Does anyone remember Billy Ocean? I do. A particular favourite of mine was his classic When The Going Gets Tough, The Tough Get Going.
Which brings me to a conversation with one of my mates, who told me over a beer that he was leaving for Dubai. He mentioned gold-paved streets and lifestyle but – and here’s the real reason – he also wouldn’t have to pay tax there.
From a tax adviser’s perspective, the conversation became all the more interesting when he told me his wife and kids wouldn’t be joining him, he’d be taking up an 18-month fixed-term contract in Dubai with his existing employer in New Zealand and would return to his current job here on completion.
It’s important to note that, just because you aren’t living in NZ, it doesn’t necessarily mean you don’t pay tax here on what you’ve earned elsewhere.
Tax residence is a fundamental concept to NZ tax law. If you’re a tax resident of NZ – and I stress resident for tax purposes, not to be confused with the right to reside, or residence, for immigration purposes – you’ll be liable for NZ tax on worldwide income.
Anyone currently a tax resident of NZ will only shuck off tax liability if they:
- Are outside NZ for at least 325 days in any 12-month period.
- And they don’t, or don’t any longer, have a “permanent place of abode” here.
Clearly it’s pretty black and white to work out whether you’ve been in this country for 325 days or more – but have you also lost your “permanent place of abode”?
This is where tax law can be very grey and gets a little tricky when applied to given situations.
Broadly, the permanent-place-of-abode test looks at a person’s ties with NZ. What was their previous association with this country? And their current association? How does the future look?
Factors to consider, and this list isn’t exhaustive, include the availability of a home, family ties, financial links to NZ, domestic arrangements, employment … the list goes on.
Even though in many cases this test can be grey, I think that in my friend’s situation it’s pretty conclusive as he has a home available to him here, his family lives here, and importantly will continue to do so, he’s coming back in 18 months and his employment is and will continue to be with a Kiwi employer on his return.
This is a convincing argument that he’ll continue to be a NZ tax resident during his absence, which means that although he’ll pay no tax in Dubai on his earnings, it’s probably payable in NZ.
While my friend was at first adamant he wouldn’t have to pay Kiwi tax on Dubai earnings, when it comes to taxation there’s no point in taking the “when the going gets tough, the tough get going” approach.

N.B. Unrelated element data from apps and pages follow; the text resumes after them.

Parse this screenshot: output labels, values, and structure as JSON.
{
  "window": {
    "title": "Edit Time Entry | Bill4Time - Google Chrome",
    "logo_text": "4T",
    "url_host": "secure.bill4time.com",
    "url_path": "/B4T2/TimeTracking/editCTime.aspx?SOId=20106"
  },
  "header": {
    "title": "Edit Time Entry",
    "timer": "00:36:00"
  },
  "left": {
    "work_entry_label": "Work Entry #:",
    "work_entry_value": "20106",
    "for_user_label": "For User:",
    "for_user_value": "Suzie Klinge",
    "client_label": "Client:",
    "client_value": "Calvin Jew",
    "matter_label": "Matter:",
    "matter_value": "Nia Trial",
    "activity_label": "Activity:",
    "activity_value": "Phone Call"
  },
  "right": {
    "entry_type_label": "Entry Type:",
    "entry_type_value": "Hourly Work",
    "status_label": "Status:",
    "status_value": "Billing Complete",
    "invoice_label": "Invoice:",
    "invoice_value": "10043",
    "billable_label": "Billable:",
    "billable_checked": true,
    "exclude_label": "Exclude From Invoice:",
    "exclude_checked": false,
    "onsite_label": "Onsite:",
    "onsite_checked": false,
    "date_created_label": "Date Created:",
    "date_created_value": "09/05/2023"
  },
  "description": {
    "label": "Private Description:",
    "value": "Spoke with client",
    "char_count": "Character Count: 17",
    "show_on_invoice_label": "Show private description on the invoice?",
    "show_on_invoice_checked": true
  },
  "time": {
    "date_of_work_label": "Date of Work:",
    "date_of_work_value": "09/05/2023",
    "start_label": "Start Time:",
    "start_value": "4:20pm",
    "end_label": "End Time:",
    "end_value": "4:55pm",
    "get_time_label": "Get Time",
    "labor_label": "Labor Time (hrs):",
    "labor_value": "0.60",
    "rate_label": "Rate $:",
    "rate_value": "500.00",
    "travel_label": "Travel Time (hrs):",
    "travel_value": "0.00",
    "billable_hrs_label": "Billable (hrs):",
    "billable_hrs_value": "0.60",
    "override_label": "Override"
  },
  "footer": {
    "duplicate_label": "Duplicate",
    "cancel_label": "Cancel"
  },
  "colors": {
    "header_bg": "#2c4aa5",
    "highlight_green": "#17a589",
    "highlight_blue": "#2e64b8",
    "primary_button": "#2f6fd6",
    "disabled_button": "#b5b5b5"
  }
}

The onus is on you to prove that the tax position you took was correct.
And don’t forget the second part of Billy Ocean’s message: the “rough [can also] get tough” – Inland Revenue will collect what’s due to them, including penalties and interest.
Mark Lodder is a PriceWaterhouseCoopers tax specialist covering Queenstown. He’ll respond to your tax questions in his monthly column and can be contacted at firstname.lastname@example.org